Rufford Old Hall, decorated with scenes from A Christmas Carol was the perfect afternoon outing for us recently. Son has just read aforementioned novel and is showing a keen (unexpected) interest in all things Dickens – this is pleasing, but anything that distracts him from Minecraft is welcome in our house.
Set in beautiful Lancashire countryside, the house is run by the National Trust. It closes in winter but they decorate the ground floor and open it throughout December. It is a glorious half-timbered building set off by the topiary squirrels . Squirrels seem to be a theme – we saw some flowerpot squirrels in training.
The Old Hall was the home of the Hesketh family and was built around 1530 with lots of additions right up until the 1800’s.
The Dickens theme was apparent right away plus all the staff were dressed in Victorian costume which heightened the atmosphere.

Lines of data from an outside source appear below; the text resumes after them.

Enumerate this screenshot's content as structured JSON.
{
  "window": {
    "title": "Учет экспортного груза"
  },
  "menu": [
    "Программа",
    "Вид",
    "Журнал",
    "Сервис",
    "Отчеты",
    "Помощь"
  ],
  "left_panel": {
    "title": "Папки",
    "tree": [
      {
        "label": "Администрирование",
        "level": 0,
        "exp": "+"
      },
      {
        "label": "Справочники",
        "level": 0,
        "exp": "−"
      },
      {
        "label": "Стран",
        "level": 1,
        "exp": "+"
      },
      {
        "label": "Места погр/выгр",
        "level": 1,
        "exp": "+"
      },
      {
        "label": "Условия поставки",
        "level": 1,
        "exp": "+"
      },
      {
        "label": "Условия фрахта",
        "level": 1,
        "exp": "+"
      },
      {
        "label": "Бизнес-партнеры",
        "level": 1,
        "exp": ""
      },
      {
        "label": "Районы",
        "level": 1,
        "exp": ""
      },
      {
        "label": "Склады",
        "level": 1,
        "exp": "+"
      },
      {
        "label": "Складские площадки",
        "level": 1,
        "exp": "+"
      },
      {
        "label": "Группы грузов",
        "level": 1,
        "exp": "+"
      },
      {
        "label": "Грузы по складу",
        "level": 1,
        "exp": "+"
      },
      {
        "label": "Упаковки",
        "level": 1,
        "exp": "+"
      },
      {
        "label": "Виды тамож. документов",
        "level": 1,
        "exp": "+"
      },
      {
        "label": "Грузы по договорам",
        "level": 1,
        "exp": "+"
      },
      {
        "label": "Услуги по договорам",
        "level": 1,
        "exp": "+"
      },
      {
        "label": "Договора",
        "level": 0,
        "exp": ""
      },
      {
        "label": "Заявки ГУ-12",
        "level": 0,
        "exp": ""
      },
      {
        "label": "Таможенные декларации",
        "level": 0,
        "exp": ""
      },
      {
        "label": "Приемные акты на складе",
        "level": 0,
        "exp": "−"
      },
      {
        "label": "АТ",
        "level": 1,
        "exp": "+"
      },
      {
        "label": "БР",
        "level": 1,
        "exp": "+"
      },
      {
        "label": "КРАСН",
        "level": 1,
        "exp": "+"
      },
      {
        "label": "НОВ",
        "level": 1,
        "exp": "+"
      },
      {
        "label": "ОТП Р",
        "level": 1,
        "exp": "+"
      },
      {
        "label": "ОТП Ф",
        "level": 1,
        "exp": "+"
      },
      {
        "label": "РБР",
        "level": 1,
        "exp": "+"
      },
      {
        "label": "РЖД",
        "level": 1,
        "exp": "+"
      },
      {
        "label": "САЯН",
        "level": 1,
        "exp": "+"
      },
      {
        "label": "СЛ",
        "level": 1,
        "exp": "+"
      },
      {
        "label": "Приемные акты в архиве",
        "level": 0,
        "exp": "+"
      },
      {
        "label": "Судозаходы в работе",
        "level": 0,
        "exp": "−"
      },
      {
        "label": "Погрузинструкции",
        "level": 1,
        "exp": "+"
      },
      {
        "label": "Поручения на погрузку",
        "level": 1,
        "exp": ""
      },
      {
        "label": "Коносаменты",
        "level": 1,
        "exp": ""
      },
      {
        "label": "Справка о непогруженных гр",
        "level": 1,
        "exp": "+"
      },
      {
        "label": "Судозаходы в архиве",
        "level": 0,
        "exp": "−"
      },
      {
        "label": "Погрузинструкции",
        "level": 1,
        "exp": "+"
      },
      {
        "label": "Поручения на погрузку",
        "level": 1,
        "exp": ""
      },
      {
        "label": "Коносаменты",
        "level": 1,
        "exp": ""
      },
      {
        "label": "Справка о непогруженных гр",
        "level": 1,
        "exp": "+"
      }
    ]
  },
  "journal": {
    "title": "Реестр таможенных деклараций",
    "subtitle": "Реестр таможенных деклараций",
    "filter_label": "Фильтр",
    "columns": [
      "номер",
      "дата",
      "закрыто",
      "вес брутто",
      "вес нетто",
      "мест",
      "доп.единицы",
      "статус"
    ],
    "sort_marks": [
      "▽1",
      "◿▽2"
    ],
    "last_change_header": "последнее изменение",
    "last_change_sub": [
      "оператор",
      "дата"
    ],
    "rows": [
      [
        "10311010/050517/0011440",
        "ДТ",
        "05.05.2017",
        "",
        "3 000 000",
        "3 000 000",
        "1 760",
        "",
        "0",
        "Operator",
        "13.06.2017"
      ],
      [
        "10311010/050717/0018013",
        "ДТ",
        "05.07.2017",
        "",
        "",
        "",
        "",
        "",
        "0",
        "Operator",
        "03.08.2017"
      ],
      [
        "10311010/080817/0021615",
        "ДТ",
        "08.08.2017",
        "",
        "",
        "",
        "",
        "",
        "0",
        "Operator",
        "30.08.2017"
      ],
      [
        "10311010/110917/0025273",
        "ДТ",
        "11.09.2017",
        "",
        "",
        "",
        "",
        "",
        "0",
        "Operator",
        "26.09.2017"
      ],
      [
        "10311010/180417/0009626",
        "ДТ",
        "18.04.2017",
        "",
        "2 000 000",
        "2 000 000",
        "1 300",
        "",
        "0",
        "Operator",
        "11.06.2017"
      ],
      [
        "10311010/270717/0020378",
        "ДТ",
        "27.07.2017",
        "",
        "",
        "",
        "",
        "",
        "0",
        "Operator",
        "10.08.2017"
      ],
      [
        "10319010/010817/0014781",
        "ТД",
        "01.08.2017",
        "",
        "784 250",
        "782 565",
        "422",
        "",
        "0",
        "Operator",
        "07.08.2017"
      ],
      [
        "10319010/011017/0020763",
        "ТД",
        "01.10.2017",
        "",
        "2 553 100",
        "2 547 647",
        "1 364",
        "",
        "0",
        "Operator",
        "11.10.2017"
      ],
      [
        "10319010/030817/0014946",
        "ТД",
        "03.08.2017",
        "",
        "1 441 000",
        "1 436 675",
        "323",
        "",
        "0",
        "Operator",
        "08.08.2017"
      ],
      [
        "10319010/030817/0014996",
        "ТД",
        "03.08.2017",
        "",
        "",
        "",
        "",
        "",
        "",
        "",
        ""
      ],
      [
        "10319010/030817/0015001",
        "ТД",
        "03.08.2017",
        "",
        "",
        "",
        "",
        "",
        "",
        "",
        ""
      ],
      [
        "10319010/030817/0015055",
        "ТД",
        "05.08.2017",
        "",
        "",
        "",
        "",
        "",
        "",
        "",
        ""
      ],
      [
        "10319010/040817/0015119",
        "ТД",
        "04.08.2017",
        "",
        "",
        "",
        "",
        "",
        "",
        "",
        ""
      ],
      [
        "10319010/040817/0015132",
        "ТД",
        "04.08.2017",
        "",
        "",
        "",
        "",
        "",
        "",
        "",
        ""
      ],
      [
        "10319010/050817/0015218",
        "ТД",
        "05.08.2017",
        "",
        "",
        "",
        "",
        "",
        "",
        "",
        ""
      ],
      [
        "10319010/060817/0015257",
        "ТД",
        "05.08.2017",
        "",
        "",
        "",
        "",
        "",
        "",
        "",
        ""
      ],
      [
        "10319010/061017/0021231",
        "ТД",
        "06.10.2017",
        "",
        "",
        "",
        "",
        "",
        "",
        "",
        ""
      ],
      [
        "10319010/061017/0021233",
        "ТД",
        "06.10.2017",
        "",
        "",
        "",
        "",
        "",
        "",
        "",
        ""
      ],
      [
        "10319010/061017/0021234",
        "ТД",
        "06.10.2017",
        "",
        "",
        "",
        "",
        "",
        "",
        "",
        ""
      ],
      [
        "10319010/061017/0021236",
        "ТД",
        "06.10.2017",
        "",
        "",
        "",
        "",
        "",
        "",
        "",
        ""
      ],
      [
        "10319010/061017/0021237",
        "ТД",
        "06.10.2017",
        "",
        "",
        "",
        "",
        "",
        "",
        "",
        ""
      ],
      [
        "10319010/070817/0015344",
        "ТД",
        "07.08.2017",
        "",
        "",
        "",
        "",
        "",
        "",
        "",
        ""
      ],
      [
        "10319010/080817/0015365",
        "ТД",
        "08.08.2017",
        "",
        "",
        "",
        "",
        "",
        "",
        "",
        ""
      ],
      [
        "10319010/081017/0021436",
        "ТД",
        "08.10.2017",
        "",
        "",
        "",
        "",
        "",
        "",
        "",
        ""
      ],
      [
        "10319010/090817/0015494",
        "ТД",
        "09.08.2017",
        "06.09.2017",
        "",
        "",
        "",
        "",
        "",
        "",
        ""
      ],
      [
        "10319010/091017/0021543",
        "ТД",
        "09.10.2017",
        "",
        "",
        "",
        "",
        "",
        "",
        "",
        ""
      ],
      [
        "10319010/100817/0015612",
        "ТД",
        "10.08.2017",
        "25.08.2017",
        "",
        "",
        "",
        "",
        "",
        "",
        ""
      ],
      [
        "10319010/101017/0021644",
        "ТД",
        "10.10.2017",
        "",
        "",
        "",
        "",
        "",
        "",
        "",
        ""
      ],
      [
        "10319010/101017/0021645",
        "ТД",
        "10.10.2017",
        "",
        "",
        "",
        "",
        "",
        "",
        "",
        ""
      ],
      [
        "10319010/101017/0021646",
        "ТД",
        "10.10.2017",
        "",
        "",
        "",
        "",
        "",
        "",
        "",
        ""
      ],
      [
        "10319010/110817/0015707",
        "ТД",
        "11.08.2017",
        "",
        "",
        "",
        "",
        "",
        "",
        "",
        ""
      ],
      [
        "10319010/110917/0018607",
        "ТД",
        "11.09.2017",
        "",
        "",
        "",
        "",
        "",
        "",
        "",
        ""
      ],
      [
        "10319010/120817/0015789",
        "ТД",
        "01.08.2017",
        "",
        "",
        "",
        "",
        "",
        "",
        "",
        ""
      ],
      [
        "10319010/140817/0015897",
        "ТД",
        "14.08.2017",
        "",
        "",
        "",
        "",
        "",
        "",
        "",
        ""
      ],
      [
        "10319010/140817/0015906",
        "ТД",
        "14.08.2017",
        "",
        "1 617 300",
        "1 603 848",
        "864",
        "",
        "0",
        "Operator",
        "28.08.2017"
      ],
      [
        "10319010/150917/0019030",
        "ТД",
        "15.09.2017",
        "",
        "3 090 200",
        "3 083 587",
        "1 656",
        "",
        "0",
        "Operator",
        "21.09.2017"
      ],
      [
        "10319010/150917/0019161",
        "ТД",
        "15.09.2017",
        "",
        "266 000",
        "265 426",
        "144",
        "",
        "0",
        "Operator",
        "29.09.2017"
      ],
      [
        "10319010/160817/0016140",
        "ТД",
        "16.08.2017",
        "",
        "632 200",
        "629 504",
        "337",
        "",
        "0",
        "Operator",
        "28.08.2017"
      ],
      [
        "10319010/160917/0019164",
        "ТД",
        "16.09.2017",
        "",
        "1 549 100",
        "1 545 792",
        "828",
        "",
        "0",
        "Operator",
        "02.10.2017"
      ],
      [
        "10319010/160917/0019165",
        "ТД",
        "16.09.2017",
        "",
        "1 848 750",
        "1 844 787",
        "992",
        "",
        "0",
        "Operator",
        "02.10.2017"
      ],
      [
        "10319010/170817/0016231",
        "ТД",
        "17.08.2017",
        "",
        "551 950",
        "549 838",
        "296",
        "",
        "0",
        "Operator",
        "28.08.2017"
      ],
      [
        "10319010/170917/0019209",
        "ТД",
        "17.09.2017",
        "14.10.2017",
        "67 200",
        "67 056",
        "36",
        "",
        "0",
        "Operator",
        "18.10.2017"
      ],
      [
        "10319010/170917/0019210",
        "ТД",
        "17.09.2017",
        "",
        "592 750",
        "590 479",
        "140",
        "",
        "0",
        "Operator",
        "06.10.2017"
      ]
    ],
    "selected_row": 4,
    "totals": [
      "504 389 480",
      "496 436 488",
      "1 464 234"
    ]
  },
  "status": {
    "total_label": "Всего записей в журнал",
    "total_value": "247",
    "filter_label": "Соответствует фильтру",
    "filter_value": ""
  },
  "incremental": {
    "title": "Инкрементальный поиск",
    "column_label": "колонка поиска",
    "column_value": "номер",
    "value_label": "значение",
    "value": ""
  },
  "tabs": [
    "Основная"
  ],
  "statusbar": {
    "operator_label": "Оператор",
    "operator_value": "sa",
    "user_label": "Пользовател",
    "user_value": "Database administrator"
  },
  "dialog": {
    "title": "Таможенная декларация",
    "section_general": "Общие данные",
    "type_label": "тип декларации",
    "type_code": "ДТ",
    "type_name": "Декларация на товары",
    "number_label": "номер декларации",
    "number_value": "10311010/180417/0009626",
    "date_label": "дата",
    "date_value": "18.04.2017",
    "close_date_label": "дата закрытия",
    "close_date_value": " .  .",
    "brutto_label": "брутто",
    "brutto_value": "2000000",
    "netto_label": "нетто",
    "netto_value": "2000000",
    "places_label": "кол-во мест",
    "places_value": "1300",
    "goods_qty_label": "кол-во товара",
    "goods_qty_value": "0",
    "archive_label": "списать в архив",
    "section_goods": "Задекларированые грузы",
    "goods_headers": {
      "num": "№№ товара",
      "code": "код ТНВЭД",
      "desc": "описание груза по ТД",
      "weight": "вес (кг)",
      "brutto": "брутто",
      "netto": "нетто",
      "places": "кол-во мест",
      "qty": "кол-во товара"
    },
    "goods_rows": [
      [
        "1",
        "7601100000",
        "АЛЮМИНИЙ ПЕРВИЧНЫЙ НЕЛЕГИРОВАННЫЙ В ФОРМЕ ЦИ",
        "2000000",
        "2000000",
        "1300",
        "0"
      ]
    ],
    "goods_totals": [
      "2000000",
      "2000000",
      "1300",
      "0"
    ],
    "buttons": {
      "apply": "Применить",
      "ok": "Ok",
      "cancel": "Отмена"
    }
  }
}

Son launched himself into a treasure trail around the gardens – hunt the Christmas pudding ornaments. They were strategically placed around the trees. Win win situation – a fun activity for him meant we could enjoy strolling around the grounds without any of the normal huffing and puffing.
We listened to the barrel organ, bypassed the queue for Santa’s Grotto and headed inside the house.
The Great Hall is the only part of the building that dates back to the 1500’s. It is truly splendid – decked out in its festive finery gave it something extra special. Son quickly located Tiny Tim’s dining table and Scrooge’s nightgown warming by the fire. We were wowed by the huge stone chimney, hammerbeam roof and arched doorway. Apparently they discovered a priest hole in the Great Hall in 1949.
Shakespeare was supposed to have appeared on the stage in the Great Hall before he was famous. They have an original free-standing wooden screen dating back to the 1500’s – maybe he got changed behind this? There is also a lot of weaponry and some suits of armour.
You are not allowed to take pictures in the “modern” part of the building, but it was all gorgeous. The dining room was set for a Christmas dinner, the study was turned into Scrooge’s office and in the parlour a lady dressed in a crinoline told children the story of A Christmas Carol.
We saw wonderful furniture, tapestries and paintings all topped off with gorgeous Christmas decorations.
We had a last stroll in the December twilight alongside the canal that runs by the house and through the gardens, admiring the building at dusk. Thankfully the resident ghosts – Queen Elizabeth I, a grey lady and a man who floats above the canal were not around that day.